Return all lines of the data in which the string "sliit" occurs.

[Dataset rows describing interfaces]
########################################
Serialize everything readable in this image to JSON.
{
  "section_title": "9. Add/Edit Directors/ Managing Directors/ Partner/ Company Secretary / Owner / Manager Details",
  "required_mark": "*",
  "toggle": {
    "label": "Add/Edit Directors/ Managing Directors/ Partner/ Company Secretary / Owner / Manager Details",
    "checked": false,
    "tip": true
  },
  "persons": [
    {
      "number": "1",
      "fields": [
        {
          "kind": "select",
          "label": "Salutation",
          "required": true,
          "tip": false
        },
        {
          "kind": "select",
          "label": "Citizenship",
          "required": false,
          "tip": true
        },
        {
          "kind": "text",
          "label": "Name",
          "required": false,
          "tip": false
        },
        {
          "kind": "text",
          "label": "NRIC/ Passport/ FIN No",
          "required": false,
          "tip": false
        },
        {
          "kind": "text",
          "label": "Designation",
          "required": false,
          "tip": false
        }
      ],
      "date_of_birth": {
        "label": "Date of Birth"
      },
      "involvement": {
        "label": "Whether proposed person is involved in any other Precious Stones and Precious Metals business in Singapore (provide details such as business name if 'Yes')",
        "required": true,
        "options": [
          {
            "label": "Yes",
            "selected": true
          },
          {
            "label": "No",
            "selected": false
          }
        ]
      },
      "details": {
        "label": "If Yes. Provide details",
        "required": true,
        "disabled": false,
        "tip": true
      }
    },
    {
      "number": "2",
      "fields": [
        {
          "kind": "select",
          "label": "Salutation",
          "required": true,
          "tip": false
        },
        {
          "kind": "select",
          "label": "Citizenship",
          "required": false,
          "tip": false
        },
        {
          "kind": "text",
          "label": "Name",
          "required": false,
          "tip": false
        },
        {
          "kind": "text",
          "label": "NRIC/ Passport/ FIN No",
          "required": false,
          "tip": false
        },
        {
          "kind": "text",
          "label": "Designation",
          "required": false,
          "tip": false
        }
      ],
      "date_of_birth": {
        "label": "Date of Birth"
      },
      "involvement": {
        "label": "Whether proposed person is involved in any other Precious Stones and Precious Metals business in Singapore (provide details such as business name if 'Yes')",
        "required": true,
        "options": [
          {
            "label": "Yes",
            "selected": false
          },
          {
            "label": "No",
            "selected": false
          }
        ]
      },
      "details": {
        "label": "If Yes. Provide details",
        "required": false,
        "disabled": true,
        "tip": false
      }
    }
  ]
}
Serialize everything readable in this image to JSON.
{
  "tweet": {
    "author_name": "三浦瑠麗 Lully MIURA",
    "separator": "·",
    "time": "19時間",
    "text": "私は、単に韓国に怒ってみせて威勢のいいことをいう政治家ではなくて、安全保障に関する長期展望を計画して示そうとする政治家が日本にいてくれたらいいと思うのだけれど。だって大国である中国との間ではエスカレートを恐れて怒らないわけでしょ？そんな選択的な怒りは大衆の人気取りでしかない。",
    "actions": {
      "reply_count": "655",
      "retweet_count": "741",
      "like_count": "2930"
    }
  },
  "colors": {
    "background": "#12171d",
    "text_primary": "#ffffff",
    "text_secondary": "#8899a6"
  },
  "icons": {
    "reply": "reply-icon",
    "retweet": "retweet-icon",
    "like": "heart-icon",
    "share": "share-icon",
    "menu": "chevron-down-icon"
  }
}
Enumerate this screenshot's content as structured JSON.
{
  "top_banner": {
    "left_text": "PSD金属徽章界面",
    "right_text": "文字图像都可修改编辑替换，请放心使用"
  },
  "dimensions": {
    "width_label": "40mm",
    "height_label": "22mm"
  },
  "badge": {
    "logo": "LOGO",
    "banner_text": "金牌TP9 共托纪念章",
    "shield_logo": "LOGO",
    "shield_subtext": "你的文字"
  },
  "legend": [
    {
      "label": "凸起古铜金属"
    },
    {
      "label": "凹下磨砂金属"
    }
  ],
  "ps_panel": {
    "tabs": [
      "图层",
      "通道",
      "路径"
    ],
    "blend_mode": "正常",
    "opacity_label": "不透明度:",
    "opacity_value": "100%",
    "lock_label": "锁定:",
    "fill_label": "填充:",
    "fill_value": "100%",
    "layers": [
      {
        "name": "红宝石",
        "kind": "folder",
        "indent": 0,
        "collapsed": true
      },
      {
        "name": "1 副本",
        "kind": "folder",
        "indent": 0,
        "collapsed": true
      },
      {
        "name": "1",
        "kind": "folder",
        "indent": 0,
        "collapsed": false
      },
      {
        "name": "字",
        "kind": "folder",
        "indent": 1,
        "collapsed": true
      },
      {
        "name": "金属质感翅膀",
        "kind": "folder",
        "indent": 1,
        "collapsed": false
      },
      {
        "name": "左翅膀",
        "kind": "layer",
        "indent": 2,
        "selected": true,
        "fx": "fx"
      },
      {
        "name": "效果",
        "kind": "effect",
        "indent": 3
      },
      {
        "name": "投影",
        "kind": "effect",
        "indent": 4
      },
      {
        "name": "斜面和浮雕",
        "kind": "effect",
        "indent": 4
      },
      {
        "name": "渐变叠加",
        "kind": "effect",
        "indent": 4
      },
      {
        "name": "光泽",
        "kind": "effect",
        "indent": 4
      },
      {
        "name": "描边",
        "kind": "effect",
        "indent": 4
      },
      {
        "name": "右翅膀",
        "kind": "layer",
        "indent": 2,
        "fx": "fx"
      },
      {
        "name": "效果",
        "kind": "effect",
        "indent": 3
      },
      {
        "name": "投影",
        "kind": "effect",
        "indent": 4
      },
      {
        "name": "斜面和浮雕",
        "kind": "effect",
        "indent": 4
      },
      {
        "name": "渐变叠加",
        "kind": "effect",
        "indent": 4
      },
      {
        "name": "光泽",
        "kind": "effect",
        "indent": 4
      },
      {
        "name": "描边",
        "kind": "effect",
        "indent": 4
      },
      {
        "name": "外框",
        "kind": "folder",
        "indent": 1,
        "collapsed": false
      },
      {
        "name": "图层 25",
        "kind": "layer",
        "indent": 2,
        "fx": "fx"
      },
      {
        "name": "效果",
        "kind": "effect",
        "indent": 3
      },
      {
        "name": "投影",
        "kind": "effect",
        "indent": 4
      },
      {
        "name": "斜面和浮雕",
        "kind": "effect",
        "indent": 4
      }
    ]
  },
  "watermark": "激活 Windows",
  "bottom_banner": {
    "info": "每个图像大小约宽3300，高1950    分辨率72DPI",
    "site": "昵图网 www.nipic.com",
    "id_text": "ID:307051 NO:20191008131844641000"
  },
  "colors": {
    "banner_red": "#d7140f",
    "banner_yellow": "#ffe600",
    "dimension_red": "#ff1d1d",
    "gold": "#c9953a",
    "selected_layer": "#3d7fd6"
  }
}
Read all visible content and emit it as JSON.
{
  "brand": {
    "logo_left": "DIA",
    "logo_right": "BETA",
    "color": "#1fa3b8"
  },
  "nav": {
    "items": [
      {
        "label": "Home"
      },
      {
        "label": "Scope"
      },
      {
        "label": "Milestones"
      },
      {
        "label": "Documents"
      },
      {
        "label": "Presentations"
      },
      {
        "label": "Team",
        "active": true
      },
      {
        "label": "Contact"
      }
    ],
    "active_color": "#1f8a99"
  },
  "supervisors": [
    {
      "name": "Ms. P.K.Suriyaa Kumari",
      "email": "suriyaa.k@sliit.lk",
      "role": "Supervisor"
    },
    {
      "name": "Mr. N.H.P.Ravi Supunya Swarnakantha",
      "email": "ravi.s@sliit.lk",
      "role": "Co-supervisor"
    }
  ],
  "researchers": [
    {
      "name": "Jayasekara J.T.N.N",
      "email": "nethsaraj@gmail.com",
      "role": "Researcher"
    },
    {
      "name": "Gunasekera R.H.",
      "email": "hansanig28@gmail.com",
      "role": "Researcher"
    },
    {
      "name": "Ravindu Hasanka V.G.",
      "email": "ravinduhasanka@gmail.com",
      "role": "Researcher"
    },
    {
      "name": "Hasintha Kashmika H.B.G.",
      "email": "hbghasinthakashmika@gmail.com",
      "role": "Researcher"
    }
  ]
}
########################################
Answer section:
      "email": "suriyaa.k@sliit.lk",
      "email": "ravi.s@sliit.lk",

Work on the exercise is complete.